International adoptions of Romanian children ground to halt after the government banned the practice, under EU pressure. Now its laws on adoption are being criticised as too restrictive.
By Paul Ciocoiu for Southeast European Times in Bucharest – 16/01/07
Prime Minister Calin Popescu Tariceanu made it clear that Romania will invest more money in social services for children awaiting adoption. [Getty Images]
Two members of the European Parliament (EP) are calling for a change in Romania's restrictive adoption laws, only three years after the same laws were enacted at the insistence of the European Commission.
The proposal came from EP members Jean-Marie Cavada and Claire Gibault, both from the centre-right Union for French Democracy. They claim that Romania does not have the financial means to maintain the necessary social services to care for institutionalised children whose adoption process has been prolonged due to entangled bureaucratic and legal procedures.
In the years after the fall of the Ceaucescu regime, some 30,000 Romanian orphans were adopted worldwide. Under EP pressure however, Romania banned international adoptions, except in cases where a family member living abroad requests guardianship.

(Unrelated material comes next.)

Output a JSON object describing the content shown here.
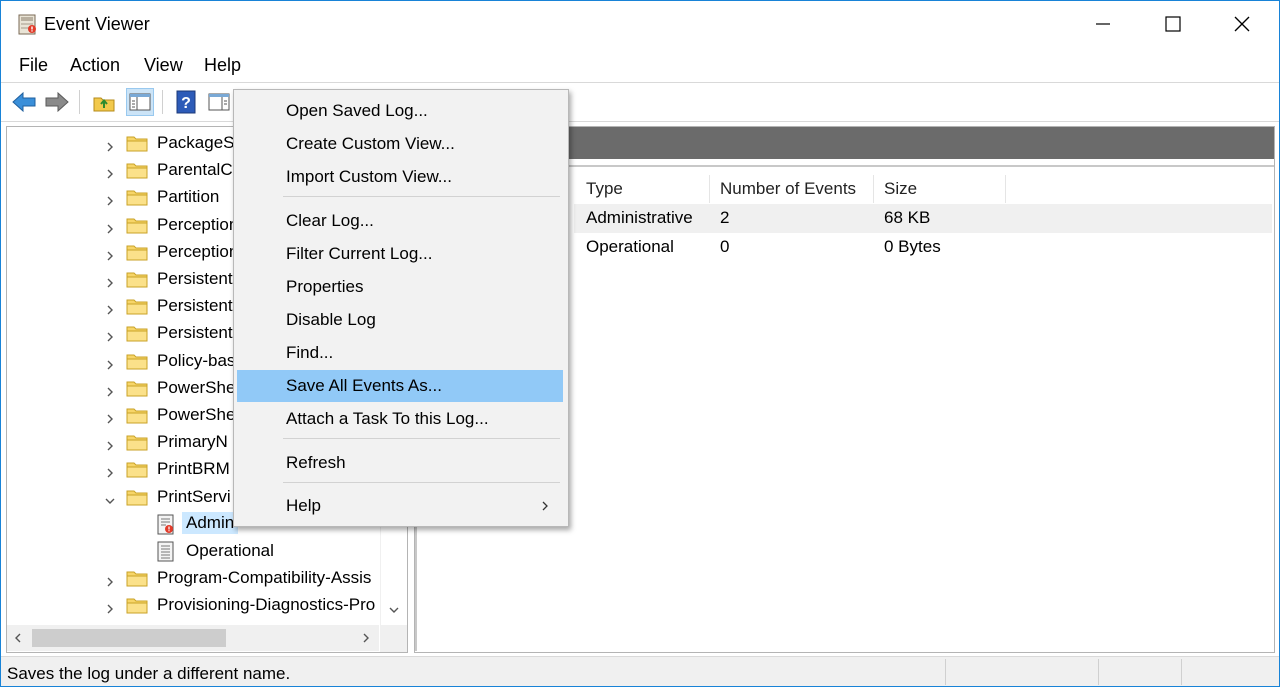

The EP's rapporteur for Romania at the time, Emma Nicholson, threatened that she would propose suspending accession negotiations unless a ban was imposed. Legislation to that effect was drafted by Romanian and EU adoption policy experts.
Cavada and Gibault say Europe's view of international adoptions has changed, due to a decline in child trafficking. Nicholson, an MP representing Britain, now says the issue is a county's sovereign matter and does not fall under EU competency.
The Romanian media has scorned this new stance. The government, moreover, has made clear that it plans to stick to the policy of banning international adoptions and encouraging domestic adoptions.
Prime Minister Calin Popescu Tariceanu has pledged that the government will invest more money in improving the needed social services. Statistics show that domestic adoptions have been on the rise since the ban went into effect.